_What you will do_: From the listing below, pull each line that includes "icon".

::::::

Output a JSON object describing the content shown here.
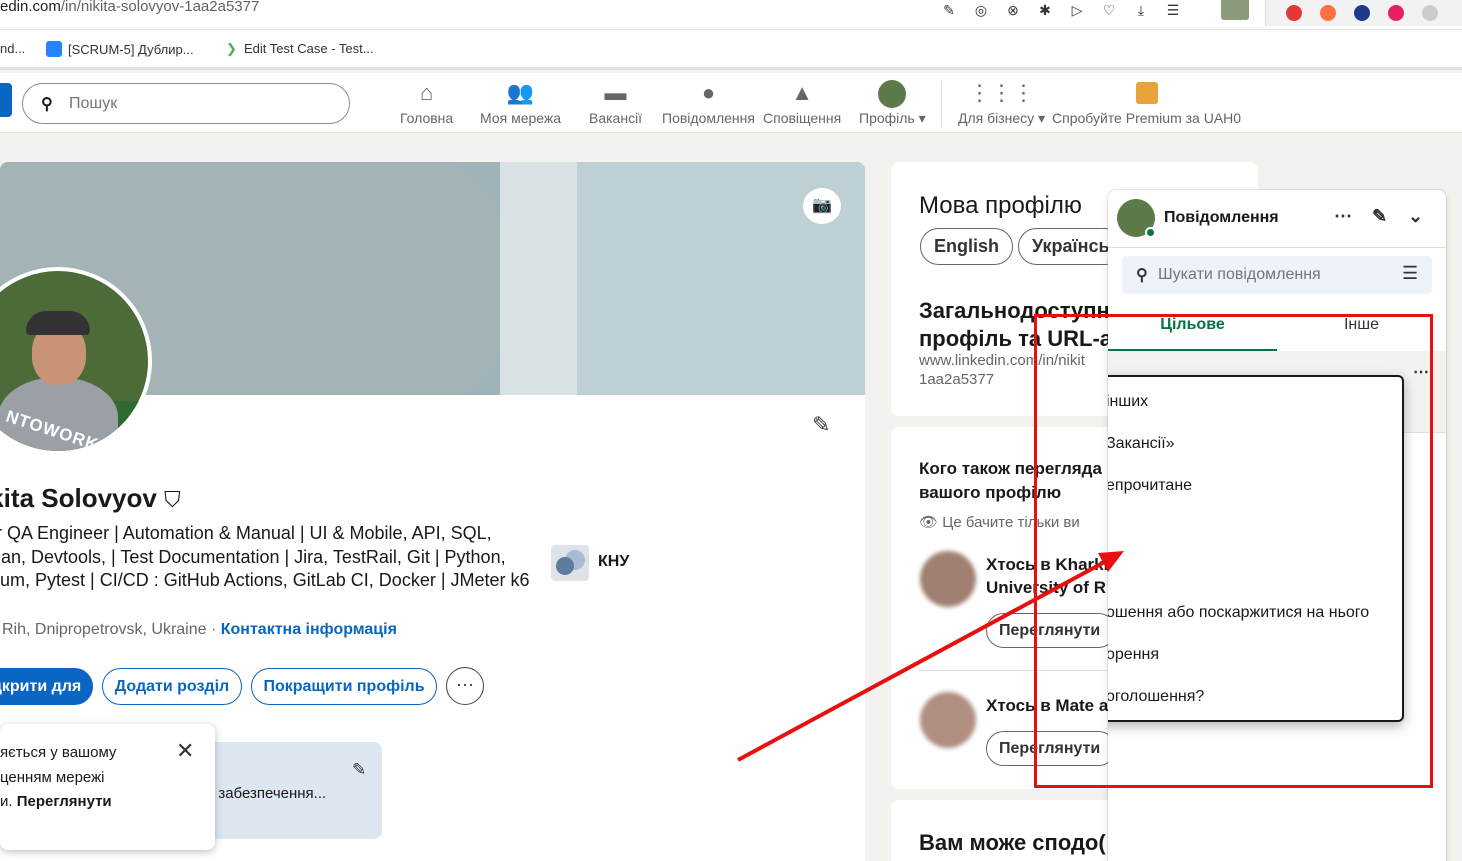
{
  "browser": {
    "url_host": "edin.com",
    "url_path": "/in/nikita-solovyov-1aa2a5377",
    "bookmarks": [
      {
        "label": "nd..."
      },
      {
        "label": "[SCRUM-5] Дублир..."
      },
      {
        "label": "Edit Test Case - Test..."
      }
    ]
  },
  "nav": {
    "search_placeholder": "Пошук",
    "items": [
      {
        "label": "Головна",
        "icon": "home-icon"
      },
      {
        "label": "Моя мережа",
        "icon": "network-icon"
      },
      {
        "label": "Вакансії",
        "icon": "briefcase-icon"
      },
      {
        "label": "Повідомлення",
        "icon": "messaging-icon"
      },
      {
        "label": "Сповіщення",
        "icon": "bell-icon"
      },
      {
        "label": "Профіль",
        "icon": "profile-avatar"
      },
      {
        "label": "Для бізнесу",
        "icon": "grid-icon"
      },
      {
        "label": "Спробуйте Premium за UAH0",
        "icon": "premium-icon"
      }
    ]
  },
  "profile": {
    "photo_badge": "NTOWORK",
    "name": "ikita Solovyov",
    "headline": "or QA Engineer | Automation & Manual | UI & Mobile, API, SQL, man, Devtools, | Test Documentation | Jira, TestRail, Git |  Python, nium, Pytest  | CI/CD : GitHub Actions, GitLab CI, Docker | JMeter k6",
    "location": "vi Rih, Dnipropetrovsk, Ukraine",
    "contact_info": "Контактна інформація",
    "education": "КНУ",
    "buttons": {
      "open_to": "дкрити для",
      "add_section": "Додати розділ",
      "improve": "Покращити профіль"
    },
    "open_to_card_text": "ї забезпечення...",
    "popup_line1": "яється у вашому",
    "popup_line2": "ценням мережі",
    "popup_line3_prefix": "и.",
    "popup_line3_link": "Переглянути"
  },
  "right": {
    "lang_title": "Мова профілю",
    "lang_options": [
      "English",
      "Українсь"
    ],
    "public_title": "Загальнодоступни профіль та URL-а",
    "public_url": "www.linkedin.com/in/nikit 1aa2a5377",
    "who_title": "Кого також перегляда вашого профілю",
    "who_note": "Це бачите тільки ви",
    "people": [
      {
        "name": "Хтось в Kharki University of R",
        "button": "Переглянути"
      },
      {
        "name": "Хтось в Mate a",
        "button": "Переглянути"
      }
    ],
    "may_like_title": "Вам може сподо("
  },
  "messaging": {
    "title": "Повідомлення",
    "search_placeholder": "Шукати повідомлення",
    "tabs": [
      {
        "label": "Цільове",
        "active": true
      },
      {
        "label": "Інше",
        "active": false
      }
    ],
    "context_menu": [
      "інших",
      "Закансії»",
      "епрочитане",
      "ошення або поскаржитися на нього",
      "орення",
      "оголошення?"
    ]
  },
  "annotation": {
    "color": "#e8100e"
  }
}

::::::

_Solution to the exercise_:
        "icon": "home-icon"
        "icon": "network-icon"
        "icon": "briefcase-icon"
        "icon": "messaging-icon"
        "icon": "bell-icon"
        "icon": "profile-avatar"
        "icon": "grid-icon"
        "icon": "premium-icon"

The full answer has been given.